20185G Technology Development: The development and initial rollout of 5G technology began, promising faster speeds and more reliable internet connections. This technology significantly impacts mobile computing, enabling more efficient data transfer and enhanced connectivity for IoT devices. Google Duplex, an AI system capable of making natural-sounding phone calls, was demonstrated.

2019Quantum Supremacy: Google announced that it had achieved quantum supremacy with its Sycamore processor, performing a computation in 200 seconds that would take the fastest supercomputer 10,000 years. This marks a significant step forward in the field of quantum computing. OpenAI’s GPT-2, a language model demonstrating significant advancements in natural language processing, was released.


Openai logo
[2020 – open ai is about to rock the world]

2020AI and Machine Learning Advancements: The use of AI and machine learning in various applications saw exponential growth. OpenAI’s GPT-3, one of the most advanced language models, was released, showcasing the potential of AI in natural language processing.

2021Rise of Remote Work Technologies: The COVID-19 pandemic accelerated the adoption of remote work technologies. Tools like Zoom, Microsoft Teams, and Slack became essential for businesses, leading to innovations in virtual collaboration and cloud computing. The AI language model, DALL-E, capable of generating images from textual descriptions, was introduced.

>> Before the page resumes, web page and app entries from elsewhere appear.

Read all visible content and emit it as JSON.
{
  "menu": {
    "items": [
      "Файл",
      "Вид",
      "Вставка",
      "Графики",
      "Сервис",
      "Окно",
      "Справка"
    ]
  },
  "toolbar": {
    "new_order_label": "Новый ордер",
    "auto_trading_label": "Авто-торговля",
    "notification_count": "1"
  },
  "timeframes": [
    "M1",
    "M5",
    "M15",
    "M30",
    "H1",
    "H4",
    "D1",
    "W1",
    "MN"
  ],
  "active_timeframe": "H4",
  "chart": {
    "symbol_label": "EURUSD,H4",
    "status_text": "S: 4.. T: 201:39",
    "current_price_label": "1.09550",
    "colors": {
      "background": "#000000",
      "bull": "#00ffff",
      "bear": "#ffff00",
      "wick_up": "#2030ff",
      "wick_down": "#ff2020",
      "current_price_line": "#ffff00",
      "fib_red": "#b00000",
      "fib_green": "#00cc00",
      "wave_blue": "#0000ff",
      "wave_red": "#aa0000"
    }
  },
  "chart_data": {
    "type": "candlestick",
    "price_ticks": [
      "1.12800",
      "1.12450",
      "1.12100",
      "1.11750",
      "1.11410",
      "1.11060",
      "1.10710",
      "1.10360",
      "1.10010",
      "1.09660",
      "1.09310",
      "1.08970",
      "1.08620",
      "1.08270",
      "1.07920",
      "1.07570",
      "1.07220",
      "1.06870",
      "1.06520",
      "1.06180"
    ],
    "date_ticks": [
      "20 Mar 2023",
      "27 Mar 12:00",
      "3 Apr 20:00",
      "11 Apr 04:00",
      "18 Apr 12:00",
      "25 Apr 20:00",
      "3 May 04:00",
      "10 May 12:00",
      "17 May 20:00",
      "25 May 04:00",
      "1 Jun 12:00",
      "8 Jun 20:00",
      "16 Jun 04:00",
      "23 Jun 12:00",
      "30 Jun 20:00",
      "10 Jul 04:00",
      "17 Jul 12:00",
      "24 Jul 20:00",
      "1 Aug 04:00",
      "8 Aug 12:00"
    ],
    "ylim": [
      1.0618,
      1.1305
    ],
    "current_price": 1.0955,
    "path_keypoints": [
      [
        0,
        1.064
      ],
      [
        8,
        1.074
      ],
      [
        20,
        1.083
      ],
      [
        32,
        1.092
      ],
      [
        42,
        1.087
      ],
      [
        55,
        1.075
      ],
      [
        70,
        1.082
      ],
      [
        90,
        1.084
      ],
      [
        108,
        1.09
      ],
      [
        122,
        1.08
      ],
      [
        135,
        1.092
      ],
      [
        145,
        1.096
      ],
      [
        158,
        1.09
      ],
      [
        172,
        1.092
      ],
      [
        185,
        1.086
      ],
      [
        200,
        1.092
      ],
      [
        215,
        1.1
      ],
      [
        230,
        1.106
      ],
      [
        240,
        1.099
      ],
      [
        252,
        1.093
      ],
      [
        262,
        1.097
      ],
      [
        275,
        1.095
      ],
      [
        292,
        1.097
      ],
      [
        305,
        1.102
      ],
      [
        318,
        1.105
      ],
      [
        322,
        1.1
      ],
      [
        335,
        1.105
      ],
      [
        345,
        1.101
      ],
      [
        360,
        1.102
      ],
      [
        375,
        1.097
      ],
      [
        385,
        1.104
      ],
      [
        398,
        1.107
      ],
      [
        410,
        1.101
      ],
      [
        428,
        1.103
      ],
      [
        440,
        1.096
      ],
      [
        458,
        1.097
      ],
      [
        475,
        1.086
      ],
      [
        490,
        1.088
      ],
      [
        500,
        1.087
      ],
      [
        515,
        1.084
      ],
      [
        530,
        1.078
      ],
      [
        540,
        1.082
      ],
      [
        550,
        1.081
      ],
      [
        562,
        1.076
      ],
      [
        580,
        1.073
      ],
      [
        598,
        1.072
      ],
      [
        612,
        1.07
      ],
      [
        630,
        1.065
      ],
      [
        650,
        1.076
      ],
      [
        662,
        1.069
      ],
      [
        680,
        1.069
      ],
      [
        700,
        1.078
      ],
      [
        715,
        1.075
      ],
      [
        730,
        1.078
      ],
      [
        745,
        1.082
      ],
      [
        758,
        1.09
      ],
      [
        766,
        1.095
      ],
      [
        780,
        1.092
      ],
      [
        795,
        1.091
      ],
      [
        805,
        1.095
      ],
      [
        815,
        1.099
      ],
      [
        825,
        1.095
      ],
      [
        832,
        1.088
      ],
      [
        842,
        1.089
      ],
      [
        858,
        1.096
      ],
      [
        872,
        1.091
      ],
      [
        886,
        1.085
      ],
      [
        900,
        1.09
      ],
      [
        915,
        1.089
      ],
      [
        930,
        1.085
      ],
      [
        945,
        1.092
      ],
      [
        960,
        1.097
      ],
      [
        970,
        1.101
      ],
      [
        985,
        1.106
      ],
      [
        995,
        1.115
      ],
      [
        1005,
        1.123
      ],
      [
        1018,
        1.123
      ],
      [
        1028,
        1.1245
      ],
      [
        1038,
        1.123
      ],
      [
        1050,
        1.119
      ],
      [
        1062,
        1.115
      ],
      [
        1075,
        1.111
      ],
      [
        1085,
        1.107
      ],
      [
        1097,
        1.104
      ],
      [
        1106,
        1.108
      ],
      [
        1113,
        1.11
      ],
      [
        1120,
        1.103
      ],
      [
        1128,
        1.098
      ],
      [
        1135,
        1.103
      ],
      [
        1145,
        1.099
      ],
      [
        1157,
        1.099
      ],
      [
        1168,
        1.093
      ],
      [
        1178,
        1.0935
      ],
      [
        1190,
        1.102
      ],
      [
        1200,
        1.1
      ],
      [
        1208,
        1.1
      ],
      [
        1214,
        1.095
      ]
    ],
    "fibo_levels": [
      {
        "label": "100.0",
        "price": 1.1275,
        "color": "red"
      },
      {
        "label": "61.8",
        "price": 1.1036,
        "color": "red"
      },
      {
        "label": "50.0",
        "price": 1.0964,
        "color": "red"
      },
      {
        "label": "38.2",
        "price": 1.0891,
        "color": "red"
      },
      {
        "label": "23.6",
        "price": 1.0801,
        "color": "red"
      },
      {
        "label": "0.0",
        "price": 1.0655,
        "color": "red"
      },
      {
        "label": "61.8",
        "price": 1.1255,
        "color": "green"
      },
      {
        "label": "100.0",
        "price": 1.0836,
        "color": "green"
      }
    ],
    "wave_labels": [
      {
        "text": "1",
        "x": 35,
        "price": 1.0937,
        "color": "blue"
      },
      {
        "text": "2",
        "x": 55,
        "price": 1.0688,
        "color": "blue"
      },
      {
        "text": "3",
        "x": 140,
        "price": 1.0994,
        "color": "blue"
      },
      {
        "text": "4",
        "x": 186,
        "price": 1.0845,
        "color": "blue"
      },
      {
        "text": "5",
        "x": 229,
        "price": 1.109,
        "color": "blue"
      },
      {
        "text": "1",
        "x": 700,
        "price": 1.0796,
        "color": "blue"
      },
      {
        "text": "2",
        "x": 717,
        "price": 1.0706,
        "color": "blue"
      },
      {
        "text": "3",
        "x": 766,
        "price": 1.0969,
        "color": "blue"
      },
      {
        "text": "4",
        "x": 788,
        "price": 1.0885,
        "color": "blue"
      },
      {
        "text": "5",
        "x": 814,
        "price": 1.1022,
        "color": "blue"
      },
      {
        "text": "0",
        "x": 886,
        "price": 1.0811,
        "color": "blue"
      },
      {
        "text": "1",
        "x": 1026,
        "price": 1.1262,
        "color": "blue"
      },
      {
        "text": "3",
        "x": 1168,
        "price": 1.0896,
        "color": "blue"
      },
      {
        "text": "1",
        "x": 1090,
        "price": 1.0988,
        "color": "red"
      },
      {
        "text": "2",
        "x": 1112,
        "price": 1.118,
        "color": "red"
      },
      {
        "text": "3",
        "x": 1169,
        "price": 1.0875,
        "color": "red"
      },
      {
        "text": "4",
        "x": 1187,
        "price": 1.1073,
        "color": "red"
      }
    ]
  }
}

2022Metaverse Development: The concept of the metaverse gained traction, with companies like Facebook (rebranded as Meta) investing heavily in virtual reality (VR) and augmented reality (AR) technologies to create immersive digital environments for social interaction, work, and entertainment. AI-driven art and content creation tools saw significant advancements.

2023Advancements in Edge Computing: Edge computing became more prevalent, bringing computation and data storage closer to the location where it is needed. This technology improves response times and saves bandwidth, supporting the growing number of IoT devices. AI-based tools for drug discovery and healthcare applications made significant progress.

2024Breakthroughs in Neuromorphic Computing: Neuromorphic computing, which mimics the neural structure and operation of the human brain, made significant strides. These advancements promise more efficient and powerful computing systems, potentially transforming AI and robotics. AI’s role in climate modeling and environmental monitoring expanded, providing better tools for addressing global challenges. And history is still being written…

2025- Come back to this blog in February 2025 to see what the top advances of the previous year brought us!

Advances in technology continue to shape the future of computing. Staying updated on the latest trends and innovations is essential for leveraging these advancements to meet your business needs effectively.

Looking For More Help?

Call the experts at Brave River Solutions to assess your current technology system and assist with business solutions ranging from system upgrades to web presence evaluations. For a free consultation, please call us at 401-828-8911.

#BraveRiver #BraveBytes #ExperiencePaysDividends #ManagedIT #MadeInRI #GoBrave

Recent Posts

Browse by Category

Want to keep up with latest? Subscribe today!